(Originally from Chester, Charles E. Fader owned and operated Fader’s Pharmacy. In the 1920s, the shop employed Jack Snow, better known as famous country singer Hank Snow. Snow was paid $3/week to deliver prescriptions and other items to Fader’s clientele.)

Eighth Stop: Phinney’s Limited

Now, this is the part of the trip you are most excited for: a stop into Phinney’s at 456-460 Barrington Street. They’ve got all the best electronics and you’ve had your eye on a portable radio. At a cost of $39.95 it’s a BIG investment, but you know your summer camping trips will be better with it, than without it!

(In the 1950s, Norman D. Phinney was the president of Phinneys Limited. The Phinney Building on Barrington Street had 4 stories. Televisions, radios, and other electronics were on the ground floor, sporting goods and pianos on the second floor, offices on the third floor, and a service department on the top floor. Phinney’s served the people of Halifax for 80 years before closing its doors. The Phinney Building, which still bears the name, now houses Elle’s Bistro and Lounge.)

Ninth Stop: Garrick Theatre

Your arms are full of packages and bags, and your feet are killing you from all this walking around. You need to sit down and relax a little. Thankfully, the Garrick Cinema isn’t too far away at 56 Sackville Street. You decide to take in a show!

You’re in the mood for a laugh, so you decide to see Don Juan Quilligan, a comedy about a man who accidentally marries two different women. The film stars William Bendix, Joan Blondell, and Phil Silvers.

(The Garrick Theatre originally opened in the late 1920s as a home for vaudeville productions, but after a devastating fire, as well as the stock market crash of 1929, the business was forced to close.

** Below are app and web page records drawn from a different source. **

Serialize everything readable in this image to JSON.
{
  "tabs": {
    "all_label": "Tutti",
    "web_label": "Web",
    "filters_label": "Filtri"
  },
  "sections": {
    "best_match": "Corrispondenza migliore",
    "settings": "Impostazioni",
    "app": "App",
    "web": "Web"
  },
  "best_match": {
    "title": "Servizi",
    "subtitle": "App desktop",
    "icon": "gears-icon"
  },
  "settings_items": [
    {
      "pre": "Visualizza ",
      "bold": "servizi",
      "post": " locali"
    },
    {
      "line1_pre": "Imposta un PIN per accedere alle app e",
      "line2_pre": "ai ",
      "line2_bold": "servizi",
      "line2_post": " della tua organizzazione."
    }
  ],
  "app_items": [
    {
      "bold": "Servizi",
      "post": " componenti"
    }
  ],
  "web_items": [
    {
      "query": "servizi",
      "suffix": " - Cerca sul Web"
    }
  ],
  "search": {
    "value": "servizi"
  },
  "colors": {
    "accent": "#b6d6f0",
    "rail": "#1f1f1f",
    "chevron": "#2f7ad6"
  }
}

The following year, the theatre reopened as a cinema where it had success for more than 30 years. The site became a part of the newly founded Neptune Theatre in the mid-1960s.)

Tenth Stop: The Carleton Hotel

After an enjoyable show, you’re looking forward to finishing the day off with a good meal and a long rest. You head down Argyle Street to number 55-65 and check in to The Carleton Hotel.

The Carleton Hotel was originally the home of Richard Buckeley, a military man and administrative assistant to Governor Cornwallis. The house was built in the late 1700s, supposedly from stone that had been moved from the recently seized Fortress Louisbourg. In the early 1900s, the house and a few neighbouring buildings were covered in stucco and became the large Spanish Mission style building we know today. The hotel has 100 guest rooms and 30 private bathrooms for its visitors, and with rates from $2.50-$5 a night ,it’s hard to go wrong. Your stay is nothing short of fine. You almost wish you didn’t have to go home!

(As time went on, The Carleton fell into disrepair. It was scheduled to be demolished in the early 1990s, but was saved by the Heritage Trust of Nova Scotia and building’s new owners. Today, The Carleton is widely known as a popular live music venue featuring artists like The Mellotones, Ben Caplan, Ashley MacIsaac, and Madison Violet.)

A Fine Trip

After a good night’s rest and a refreshing breakfast, it’s time to head back home. You stop in at Cousins where, as promised, your sweater is as good as new! As you board the train back to the North Shore, you think back wistfully on your trip to Halifax. You simply cannot wait until the next time you can come into town!

Oh the Places We Did Go!

Library Sources

  • Ancestry Library Edition
  • Chronicle Herald microfilm, various dates, July – August, 1950
  • Halifax and Dartmouth City Directories, 1920-1980, 917.1622 H17…
  • Halifax Public Libraries Blog: From the Birney to the Bus: A Brief and Not At All Definitive History of Halifax Public Transit          
  • Halifax Public Libraries Postcard Collection
  • “Historic Annapolis Valley: Rural Life Remembered” by Mike Parker, 2006, p. 66; 971.633 P242h
  • “Historic Halifax Streetscapes Then and Now, Three Walking Tours V.1” by Barbara Delory, 2016, p. 67; 917.16225 D362h v.1
  • “I’m Movin’ On: The Life and Legacy of Hank Snow” by Vernan Oickle, 2014, p. 30; 781.642092 S674v
  • “The Official Bicentenary Guide Book of Halifax”, by The Halifax Advertising Bureau Reg’d, 1949, p. 11, 13,109, & 110; 917.1622 H17o
  • “Walk Historic Halifax: An Historic Walking Guide to Halifax” by Grant MacLean, 1996, p.46; 917.16225 M163w

Online Resources